While her party fades, her influence in Mexican politics continues. Defiant and wearing thick makeup, Gordillo, 72, reappeared in public late last month. At a rowdy press event in a posh hotel, she promised to reassert the 1.6-million member teachers’ union’s outsized role in public education policy. And, in impeccable timing, her reappearance came the same day Mexican kids returned to school.

“Nothing is a coincidence with Elba Esther,” said Valería Moy, director of México ¿Comó Vamos?, a think tank.

Gordillo had opposed an education reform proposed by President Enrique Peña Nieto in 2013 and scuttled a deal to support his Institutional Revolutionary Party (PRI) the year before.

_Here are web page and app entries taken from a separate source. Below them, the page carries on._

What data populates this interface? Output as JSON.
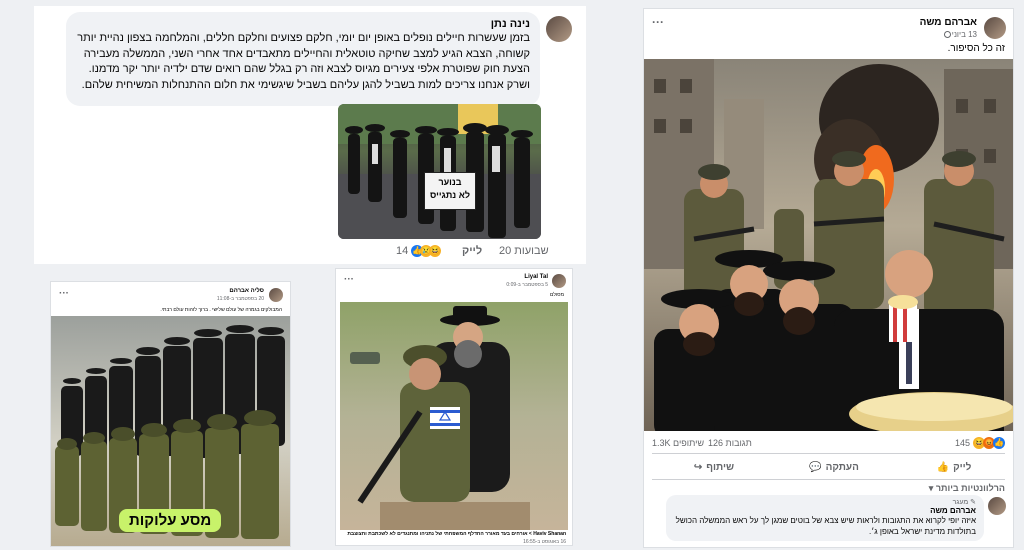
{
  "post_left": {
    "author": "נינה נתן",
    "text": "בזמן שעשרות חיילים נופלים באופן יום יומי, חלקם פצועים וחלקם חללים, והמלחמה בצפון נהיית יותר קשוחה, הצבא הגיע למצב שחיקה טוטאלית והחיילים מתאבדים אחד אחרי השני, הממשלה מעבירה הצעת חוק שפוטרת אלפי צעירים מגיוס לצבא וזה רק בגלל שהם רואים שדם ילדיה יותר יקר מדמנו. ושרק אנחנו צריכים למות בשביל להגן עליהם בשביל שיגשימי את חלום ההתנחלות המשיחית שלהם.",
    "sign_text": "בנוער\nלא נתגייס",
    "time": "20 שבועות",
    "like_label": "לייק",
    "reaction_count": "14"
  },
  "post_right": {
    "author": "אברהם משה",
    "date": "13 ביוני",
    "caption": "זה כל הסיפור.",
    "reactions_count": "145",
    "comments_count": "126 תגובות",
    "shares_count": "1.3K שיתופים",
    "like_label": "לייק",
    "comment_label": "העתקה",
    "share_label": "שיתוף",
    "sort_label": "הרלוונטיות ביותר",
    "comment": {
      "badge": "מעגר",
      "author": "אברהם משה",
      "text": "איזה יופי לקרוא את התגובות ולראות שיש צבא של בוטים שמגן לך על ראש הממשלה הכושל בתולדות מדינת ישראל באופן ג׳."
    }
  },
  "post_bl": {
    "author": "סליה אברהם",
    "date": "20 בספטמבר ב-11:08",
    "caption": "המבולקים בגמרה של עולם שלישי . ברוך לזהות עולם רבתי.",
    "label": "מסע עלוקות"
  },
  "post_bm": {
    "author": "Liyal Tal",
    "date": "5 בספטמבר ב-0:09",
    "caption": "מסולם",
    "footer": "Haviv Shanan > אורחים בעד מאורר החדלף המשפחתי של נתניהו ומתנגדים לא לשכתבת וחצוצבת",
    "footer_date": "16 באוגוסט ב-16:55"
  },
  "colors": {
    "accent": "#1877f2",
    "label_green": "#c8f26a"
  },
  "icons": [
    "more-icon",
    "globe-icon",
    "like-icon",
    "comment-icon",
    "share-icon",
    "pencil-icon"
  ]
}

Her return also rudely reminded Mexicans of the rampant impunity in a country where corruption mostly goes unpunished and those pursued appear targeted for political reasons.

Gordillo often appears at public events toting Gucci bags worth more than a schoolteacher’s monthly salary. Upon her arrest, prosecutors produced a paper trail of Neiman Marcus receipts. Gordillo’s profligacy contrasted with Mexico’s underperforming education system, in which schoolhouses often lack roofs and running water and students perform poorly on international exams like PISA.

Imprisoning Gordillo was supposed to send a message that Mexico was changing as Peña Nieto promoted structural reforms in energy, the economy and education. But Peña Nieto became bogged down by corruption scandals and stained by incompetence. It was later revealed the government spent more on communications promoting the education reform than it did on teacher training in 2017.

Gordillo loyalists, meanwhile, have returned to doing what they do best: organizing. Loyalists have already started initiatives to return Gordillo to the leadership of the teachers’ union. And Gordillo has promised to fight the education reform. She’s even winning some sympathy.

“Last year she was demonized,” Moy said. “Now everyone is talking about her as a victim of the system, but she is the system. She embodies everything that is wrong with education in Mexico and yet she’s free and the education reform is going in the trash can.”

Gordillo is likely to start another political party, too. But it’s unlikely to carry the “alliance” name and logo.